During the course of our work as contract archaeologists, we often find ourselves in agricultural fields, and sometimes also pastures. Usually it’s no big deal. Cow pastures are the most common, and cows tend to be fearful, and leave you a wide berth. (Bulls are sometimes more aggressive. A bull once walked up to each digging team in turn, about ten feet away, and stared us down. He didn’t offer violence, but it was still unsettling, especially since we were several hundred feet away from the fence. And another time a bull literally stamped his feet on the ground like in the cartoons, and made snorting/huffing noises. We hopped over the fence before he decided to complete the threat and charge.) Horses are typically super curious, and walk right up to you. Sometimes they even stand on our equipment, and once one tried to eat my dig partner’s straw hat.
But one time the crew found itself on a farm in
which had llamas. Some friends of mine,
Otto and Emma, in their words, deliberately “riled up” a llama, knowing that
another friend (Hi Beast) was approaching.
She walked up to the llama and said hello. It responded by spitting right in her face.
Llamas are fairly large, up to six feet tall to the top of their heads and 280-450 pounds, and native to
South America. They are part of the camelid family, which
includes camels (of course), vicunas, guanacos, and alpacas. Vicunas and guanacos are the wild species,
while llamas and alpacas are the domestic variants. People in South America
have been utilizing them for thousands of years, as they make good pack
animals, are edible, and their hair is excellent for making warm clothing.
Camelids have a weird reproductive system, too. Females have no estrus or “in heat” times—instead, the act of mating causes an egg to be released, and then fertilized. So, basically, females are good to go pretty much whenever, usually the only exception being if they’re already pregnant.
In addition to their other uses, people have discovered that llamas make effective sheep guarders. If you put a single unbred female or castrated male llama in with sheep, they sometimes bond with the sheep. They can be fierce guards—they occasionally will kill dogs or coyotes who try to attack their sheep.
Llamas owners have learned that, essentially, when raising them, that familiarity breeds contempt. If young llamas are bottle fed and frequently handled by people, they grow up to be ornery and difficult. It’s almost as if they regard a too-friendly person as another llama. And although they’re social animals, they often engage in mini fights with each other, and kick, neck wrestle, and yes, spit at one another to establish their rank in the herd. But, if a person doesn’t bottle feed them, or handle them often while they’re young, and instead trains them after they’ve been weaned, the llamas tend to be more docile and better behaved toward humans.
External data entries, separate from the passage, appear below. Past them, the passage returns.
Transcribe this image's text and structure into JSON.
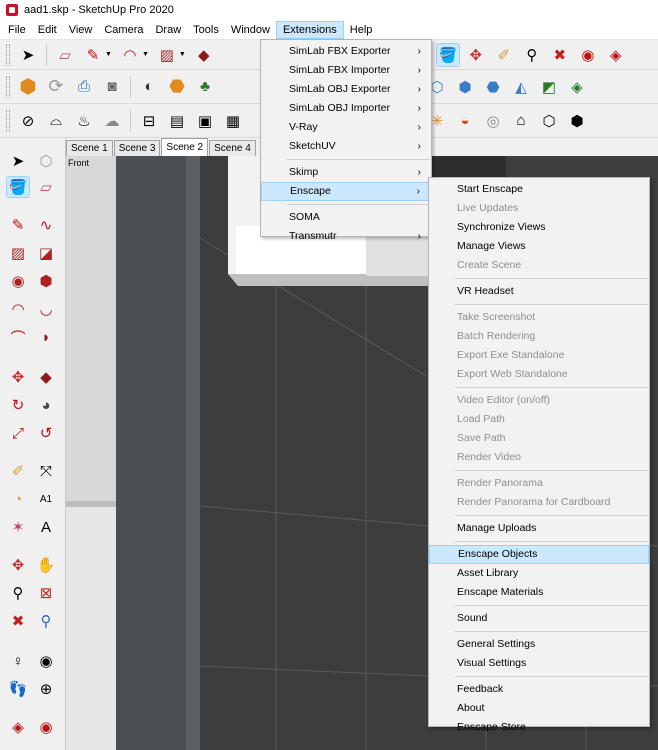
{
  "window": {
    "title": "aad1.skp - SketchUp Pro 2020"
  },
  "menubar": {
    "items": [
      "File",
      "Edit",
      "View",
      "Camera",
      "Draw",
      "Tools",
      "Window",
      "Extensions",
      "Help"
    ],
    "active": "Extensions"
  },
  "scenes": {
    "tabs": [
      "Scene 1",
      "Scene 3",
      "Scene 2",
      "Scene 4"
    ],
    "active": "Scene 2"
  },
  "viewport": {
    "label": "Front"
  },
  "extensions_menu": {
    "items": [
      {
        "label": "SimLab FBX Exporter",
        "submenu": true
      },
      {
        "label": "SimLab FBX Importer",
        "submenu": true
      },
      {
        "label": "SimLab OBJ Exporter",
        "submenu": true
      },
      {
        "label": "SimLab OBJ Importer",
        "submenu": true
      },
      {
        "label": "V-Ray",
        "submenu": true
      },
      {
        "label": "SketchUV",
        "submenu": true
      },
      {
        "label": "Skimp",
        "submenu": true
      },
      {
        "label": "Enscape",
        "submenu": true,
        "highlighted": true
      },
      {
        "label": "SOMA",
        "submenu": false
      },
      {
        "label": "Transmutr",
        "submenu": true
      }
    ]
  },
  "enscape_menu": {
    "groups": [
      [
        {
          "label": "Start Enscape",
          "enabled": true
        },
        {
          "label": "Live Updates",
          "enabled": false
        },
        {
          "label": "Synchronize Views",
          "enabled": true
        },
        {
          "label": "Manage Views",
          "enabled": true
        },
        {
          "label": "Create Scene",
          "enabled": false
        }
      ],
      [
        {
          "label": "VR Headset",
          "enabled": true
        }
      ],
      [
        {
          "label": "Take Screenshot",
          "enabled": false
        },
        {
          "label": "Batch Rendering",
          "enabled": false
        },
        {
          "label": "Export Exe Standalone",
          "enabled": false
        },
        {
          "label": "Export Web Standalone",
          "enabled": false
        }
      ],
      [
        {
          "label": "Video Editor (on/off)",
          "enabled": false
        },
        {
          "label": "Load Path",
          "enabled": false
        },
        {
          "label": "Save Path",
          "enabled": false
        },
        {
          "label": "Render Video",
          "enabled": false
        }
      ],
      [
        {
          "label": "Render Panorama",
          "enabled": false
        },
        {
          "label": "Render Panorama for Cardboard",
          "enabled": false
        }
      ],
      [
        {
          "label": "Manage Uploads",
          "enabled": true
        }
      ],
      [
        {
          "label": "Enscape Objects",
          "enabled": true,
          "highlighted": true
        },
        {
          "label": "Asset Library",
          "enabled": true
        },
        {
          "label": "Enscape Materials",
          "enabled": true
        }
      ],
      [
        {
          "label": "Sound",
          "enabled": true
        }
      ],
      [
        {
          "label": "General Settings",
          "enabled": true
        },
        {
          "label": "Visual Settings",
          "enabled": true
        }
      ],
      [
        {
          "label": "Feedback",
          "enabled": true
        },
        {
          "label": "About",
          "enabled": true
        },
        {
          "label": "Enscape Store",
          "enabled": true
        }
      ]
    ]
  },
  "colors": {
    "highlight": "#cce8ff",
    "highlight_border": "#99d1ff",
    "disabled_text": "#8e8e8e",
    "wall_tile": "#3a3a3a",
    "pillar": "#4d4d4d"
  }
}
I had llama meat at the same restaurant, Dave’s Exotic Burgers, where I had the python (See September 7th, 2014 post). Unlike the snake, the llama burger was in the traditional patty shape and size. And I liked it. It had an odd, gamey aftertaste, but somehow in a positive way. I thought it was a bit better than the python. I would have it again, but as with the other exotic burgers, the price was fairly steep ($20 for the burger and unlimited French fries).
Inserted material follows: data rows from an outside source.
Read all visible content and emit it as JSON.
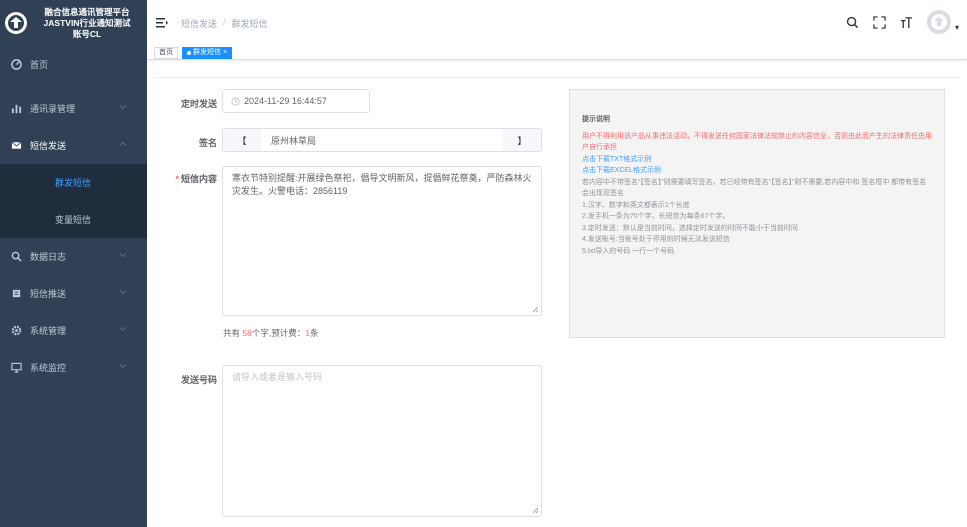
{
  "brand": {
    "title": "融合信息通讯管理平台\nJASTVIN行业通知测试\n账号CL"
  },
  "sidebar": {
    "items": [
      {
        "label": "首页",
        "icon": "dashboard-icon"
      },
      {
        "label": "通讯录管理",
        "icon": "bar-chart-icon"
      },
      {
        "label": "短信发送",
        "icon": "mail-icon"
      },
      {
        "label": "数据日志",
        "icon": "search-icon"
      },
      {
        "label": "短信推送",
        "icon": "message-icon"
      },
      {
        "label": "系统管理",
        "icon": "gear-icon"
      },
      {
        "label": "系统监控",
        "icon": "monitor-icon"
      }
    ],
    "sub_items": [
      {
        "label": "群发短信"
      },
      {
        "label": "变量短信"
      }
    ]
  },
  "breadcrumb": {
    "parent": "短信发送",
    "separator": "/",
    "current": "群发短信"
  },
  "tags": {
    "home": "首页",
    "active": "群发短信",
    "close": "×"
  },
  "form": {
    "schedule_label": "定时发送",
    "schedule_value": "2024-11-29 16:44:57",
    "sign_label": "签名",
    "sign_open": "【",
    "sign_value": "原州林草局",
    "sign_close": "】",
    "content_label": "短信内容",
    "content_value": "寒衣节特别提醒:开展绿色祭祀，倡导文明新风，提倡鲜花祭奠，严防森林火灾发生。火警电话：2856119",
    "count_prefix": "共有 ",
    "count_chars": "58",
    "count_mid": "个字,预计费：",
    "count_fee": "1",
    "count_suffix": "条",
    "phone_label": "发送号码",
    "phone_placeholder": "请导入或者是输入号码"
  },
  "tip": {
    "title": "提示说明",
    "warning": "用户不得利用该产品从事违法活动，不得发送任何国家法律法规禁止的内容信息，否则由此而产生的法律责任由用户自行承担",
    "link_txt": "点击下载TXT格式示例",
    "link_excel": "点击下载EXCEL格式示例",
    "note_sign": "若内容中不带签名“【签名】”则需要填写签名，若已经带有签名“【签名】”则不需要,若内容中和 签名框中 都带有签名会出现双签名",
    "rule1": "1.汉字、数字和英文都表示1个长度",
    "rule2": "2.发手机一条为70个字，长短信为每条67个字。",
    "rule3": "3.定时发送：默认是当前时间，选择定时发送的时间不能小于当前时间",
    "rule4": "4.发送账号:当账号处于停用的时候无法发送短信",
    "rule5": "5.txt导入的号码 一行一个号码"
  },
  "colors": {
    "sidebar_bg": "#304156",
    "submenu_bg": "#1f2d3d",
    "active": "#409eff",
    "danger": "#f56c6c"
  }
}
Llamas are vocal creatures, too, and often communicate with each other using humming sounds. But be forewarned: If you hear a male making a gargling type noise, which has a buzzing quality to it, which sounds like “orgle,” it means he’s sexually aroused.